Enough to mitigate the operatic, ogre-like cruelty she seemed causally capable of on a day-to-day basis? Yes, she was mired in the deepest bowels of the Nazi genocide apparatus. But remember, the Nazis were, at least in their own twisted viewp, obsessed with beauty and purity. No deviant art, or “Jewish jazz”, or “inferior races.” Irma had no violent video games to play, exploitation cinema to watch, pornography to view or internet alleyways to blunder down. And as hard as it is to understand, in her mind, the torture and killing of Jewish prisoners was a good thing. In her mind, she was cleansing the world of an ancient stain.
I’m shaken to this day by a documentary I saw by the brilliant British science historian James Burke, in which he talks about the burning of witches in England in the 1500s. He points out that the people who attended witch burnings saw nothing awful or disturbing going on. In their hearts and minds what they were looking at was an act of grace. They were saving an innocent soul from perdition’s flames. The screams of agony, the bursting of skin and organs, and the charring and snapping of bones were all signs of a spirit being wrenched free from the clutches of a filthy, demonic captor.
It’s hard to accept that perhaps Irma was born this way. Born capable – despite any familial nurturing or societal validation – of transitioning from a confused young nursing student to a pitiless, unflinching murder maiden, all in the span of four short years.
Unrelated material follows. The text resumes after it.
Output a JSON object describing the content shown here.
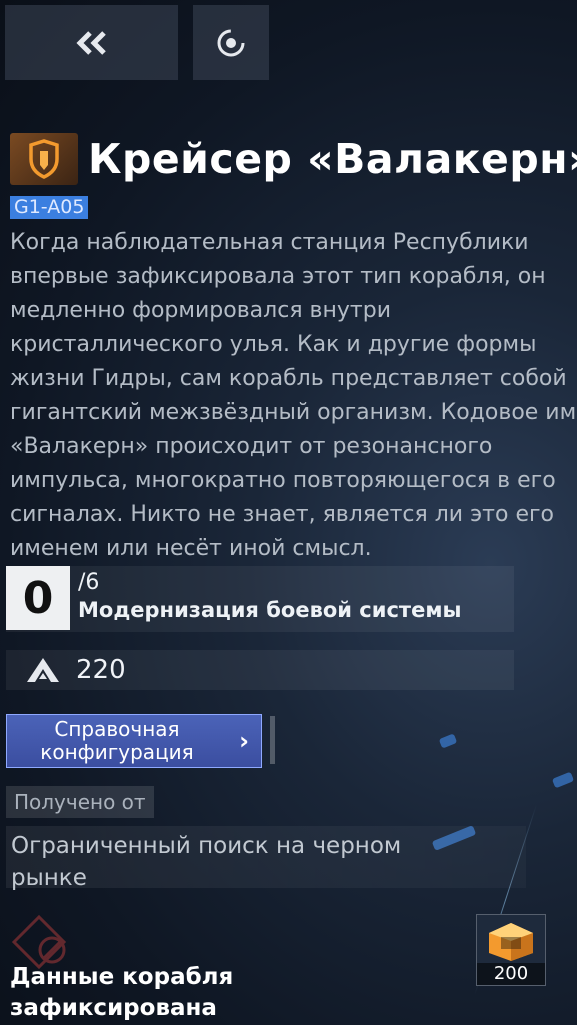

Because maybe the ultimate horror here – and in some of the cases on this website – is that there was no transition at all. Only the lifting of a lovely, blond-haired mask, to reveal an evil as old as time. Did Irma hear Dietrich crooning, “…I was made this way/I can’t help it…” and, smiling ruefully at those out-of-context lyrics, stride out into the world, trailing perfume and punishment?